I cannot add too much as I have never driven any of the other newer small trucks besides the Ford I currently own. I used to own a 2000 Chevrolet S-10 Ext. Cab (POS) and a 94 Nissan 2X4 (poor build and it isn’t really a truck imho). Before this was the much larger trucks … The 03 Ranger XLT 2.3 L w/ a 5-speed is by far the nicer of the 3 and I picked it up brand new for just $9,692. Besides having one tough as nails bed and frame (it is my summer landscape truck), I have received 36.8 mpg from it throughout the Chicago winter while commuting. Nothing that Toyota, Nissan, Chevrolet, or DCC offers could even come close to the price, utility, std. amenities for this price, and FE that I have received. This (the Ranger XLT) is by far the best small truck I have owned in 13 years of truck ownership to date …
When considering TCO, when you pay just $9,692 for a brand new Ranger XLT, you will not get hit nearly as bad as you will with a more feature rich Ford or other (Toyota, Nissan, Chevrolet, DCC) given the very small initial cost.
Winter FE can be seen at the following:

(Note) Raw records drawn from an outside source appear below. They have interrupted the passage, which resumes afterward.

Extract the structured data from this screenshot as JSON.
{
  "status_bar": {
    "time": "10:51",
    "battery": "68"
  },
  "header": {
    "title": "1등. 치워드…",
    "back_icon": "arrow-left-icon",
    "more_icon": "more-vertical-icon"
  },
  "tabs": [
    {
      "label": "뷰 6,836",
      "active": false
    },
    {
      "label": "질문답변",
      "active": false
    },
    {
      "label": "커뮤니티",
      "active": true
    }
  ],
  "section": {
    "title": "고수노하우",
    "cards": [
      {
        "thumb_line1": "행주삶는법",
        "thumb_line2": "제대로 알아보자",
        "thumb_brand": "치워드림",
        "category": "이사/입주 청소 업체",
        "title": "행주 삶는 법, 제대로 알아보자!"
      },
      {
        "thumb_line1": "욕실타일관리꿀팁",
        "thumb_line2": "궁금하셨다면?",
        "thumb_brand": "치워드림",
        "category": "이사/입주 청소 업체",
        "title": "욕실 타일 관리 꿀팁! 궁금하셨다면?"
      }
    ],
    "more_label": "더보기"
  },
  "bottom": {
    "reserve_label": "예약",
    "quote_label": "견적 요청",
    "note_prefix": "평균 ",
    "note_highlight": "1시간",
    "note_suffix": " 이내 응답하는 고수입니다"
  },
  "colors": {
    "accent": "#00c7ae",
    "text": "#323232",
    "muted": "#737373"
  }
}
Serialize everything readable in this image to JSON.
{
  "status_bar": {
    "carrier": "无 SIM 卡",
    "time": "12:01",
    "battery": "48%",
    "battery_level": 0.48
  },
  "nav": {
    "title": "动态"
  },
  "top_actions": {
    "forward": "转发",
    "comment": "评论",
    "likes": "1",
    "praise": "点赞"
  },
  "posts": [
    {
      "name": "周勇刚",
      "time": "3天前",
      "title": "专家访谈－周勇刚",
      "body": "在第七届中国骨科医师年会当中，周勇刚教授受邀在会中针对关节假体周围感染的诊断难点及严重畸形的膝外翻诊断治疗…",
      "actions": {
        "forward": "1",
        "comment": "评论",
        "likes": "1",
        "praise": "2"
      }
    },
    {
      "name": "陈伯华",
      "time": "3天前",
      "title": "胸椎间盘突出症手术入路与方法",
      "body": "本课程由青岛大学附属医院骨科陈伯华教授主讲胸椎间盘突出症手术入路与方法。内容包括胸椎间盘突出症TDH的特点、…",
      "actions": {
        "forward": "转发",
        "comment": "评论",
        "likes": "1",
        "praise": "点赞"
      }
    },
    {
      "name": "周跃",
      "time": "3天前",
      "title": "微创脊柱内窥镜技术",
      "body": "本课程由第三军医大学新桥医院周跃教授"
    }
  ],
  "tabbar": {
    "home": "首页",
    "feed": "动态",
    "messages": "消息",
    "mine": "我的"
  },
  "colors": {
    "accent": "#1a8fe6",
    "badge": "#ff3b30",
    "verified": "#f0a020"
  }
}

Whether you can find this kind of deal in the future or not is anyone’s guess but I believe you could have come within $1,000 of this price at the end of last year on the 04 Ranger XLT’s similarly equipped. Hopefully some will find an 05 for a similar price in another 6 months or so?
On the other hand, would you consider such a basic work truck vs. the much more loaded up small P/U’s being discussed in this thread … I could not in any way shape or form pick up a 3.0 or 4.0 L w/ Auto and a Power package for this kind of price as everyone surely knows … I am however pleased as a pig in the mud trough at the FE I have been receiving from it. Simply amazing given what gasoline costs today.
Wayne R. Gerdes
#9 of 76 Re: Testing the big 5 [smayne]
Mar 17, 2005 (8:20 pm)
You say you don't like the Nissan because of its French connection, but you give the Ranger a #1 even though it has a transmission made in France. ???! Then you say you sold your 2006 Nissan to your father. ???!
#10 of 76 Re: Total Cost of Ownership [sbsyncro]
Mar 17, 2005 (9:27 pm)
The "true cost" depends heavily on if you trade the vehicle off in a few years. If you hang on to them for say 10 years its a different picture. I've owned Toyota, Subaru and Volvo. Everyone of them was more $$$ for parts and maintenance than any of the domestics we've owned. And if you have to finance, the front end price is important also. If you pay $4k-$5k more for the Tacoma and then pay interest on that difference over several years, the cost of ownership on the Tacoma is higher.
#11 of 76 Re: Total Cost of Ownership [ocmike3]
Mar 17, 2005 (10:30 pm)
All good reasons why cars in general are such a darned waste of money! But they sure are fun to talk about!
Seriously, tho - you raise some good points. There are a lot of variables, which just reinforces my point - you have to take the whole picture into account, not just the first cost.
One of my cars is a '89 VW Vanagon Syncro Camper with 250,000 miles on it. In 1989 it was the most expensive car VW produced (equivalent to today's v10 Tuareg, I suppose). Furthermore, Vanagons (and Syncros in particular) are notoriously expensive to maintain. Yet after 10 years, en engine replacement, and a transmission replacement the cost-per-mile is lower than any other car I have ever kept detailed records for. A big part of this is because I have kept it so long (to your point) and because it is still worth almost what it sold for in 1989!